WASHINGTON — Republican Sen. Pat Toomey on Sunday called Russian President Vladimir Putin "a dangerous man and a thug" and said Russia has not been adequately punished for its attempts to meddle in last year's presidential election.
"I think we have to raise the cost to Putin for the outrageous behavior he's committed," the Pennsylvania senator said on "Meet The Press."
Toomey noted that the Senate did vote for tougher sanctions on Russia earlier this year, which included a Congressional review over any president who tried to lift the sanctions unilaterally. But he said more needs to be done.
President Donald Trump on Sunday claimed he was "with" the U.S. intelligence agencies on their conclusion that Russia attempted to interfere with the 2016 election, after sparking an uproar on Saturday by seeming to side with Putin's constant denial that Russia was involved. The president told reporters aboard Air Force One that Putin "said he absolutely did not meddle in our election. He did not do what they are saying he did."
But on Sunday, Trump walked back his initial language, saying, "I believe [Putin] believes that, and that's very important for somebody to believe. I believe that he feels that he and Russia did not meddle in the election. As to whether I believe it or not, I'm with our agencies, especially as currently constituted with their leadership."
Also on Sunday's "Meet The Press," White House Legislative Affairs Director Marc Short tried to clarify that Trump "concurred with the January 2017 assessment he was provided by the intelligence community."
Toomey, meanwhile, declined to speculate on why the president offered such murky language on Putin's in his campaign against Hillary Clinton.

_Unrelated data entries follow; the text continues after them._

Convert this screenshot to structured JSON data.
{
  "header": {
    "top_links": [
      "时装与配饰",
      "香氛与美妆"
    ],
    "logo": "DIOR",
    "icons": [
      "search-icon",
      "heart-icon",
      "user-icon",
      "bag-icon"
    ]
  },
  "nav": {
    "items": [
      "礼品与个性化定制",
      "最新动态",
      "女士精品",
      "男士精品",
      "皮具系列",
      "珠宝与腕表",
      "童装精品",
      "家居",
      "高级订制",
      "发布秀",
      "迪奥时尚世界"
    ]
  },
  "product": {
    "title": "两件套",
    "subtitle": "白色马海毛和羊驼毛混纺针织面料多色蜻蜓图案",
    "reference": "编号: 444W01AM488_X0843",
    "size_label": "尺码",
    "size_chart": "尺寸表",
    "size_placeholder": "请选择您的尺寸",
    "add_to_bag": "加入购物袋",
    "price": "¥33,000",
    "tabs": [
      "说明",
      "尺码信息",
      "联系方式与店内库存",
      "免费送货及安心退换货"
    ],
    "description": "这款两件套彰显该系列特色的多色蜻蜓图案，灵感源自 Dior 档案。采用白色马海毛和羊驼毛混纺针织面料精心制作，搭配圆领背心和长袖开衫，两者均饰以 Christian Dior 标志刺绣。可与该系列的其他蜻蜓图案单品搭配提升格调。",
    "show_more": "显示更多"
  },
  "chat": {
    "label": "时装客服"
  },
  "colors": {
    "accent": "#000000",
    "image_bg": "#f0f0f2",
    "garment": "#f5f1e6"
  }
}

"I don't spend a lot of time trying to evaluate and analyze why the president comes to the conclusions he comes to," Toomey said. "In my view, I think it's clear that President Putin orchestrated an effort to meddle and disrupt our elections. I think he does that routinely in Western democracies. I think he has a variety of reasons for doing it. I don't think there's anything at all that we can trust that comes out of Putin's mouth. I think he's a dangerous man and a thug. And, look, I think that's the view of many of my colleagues."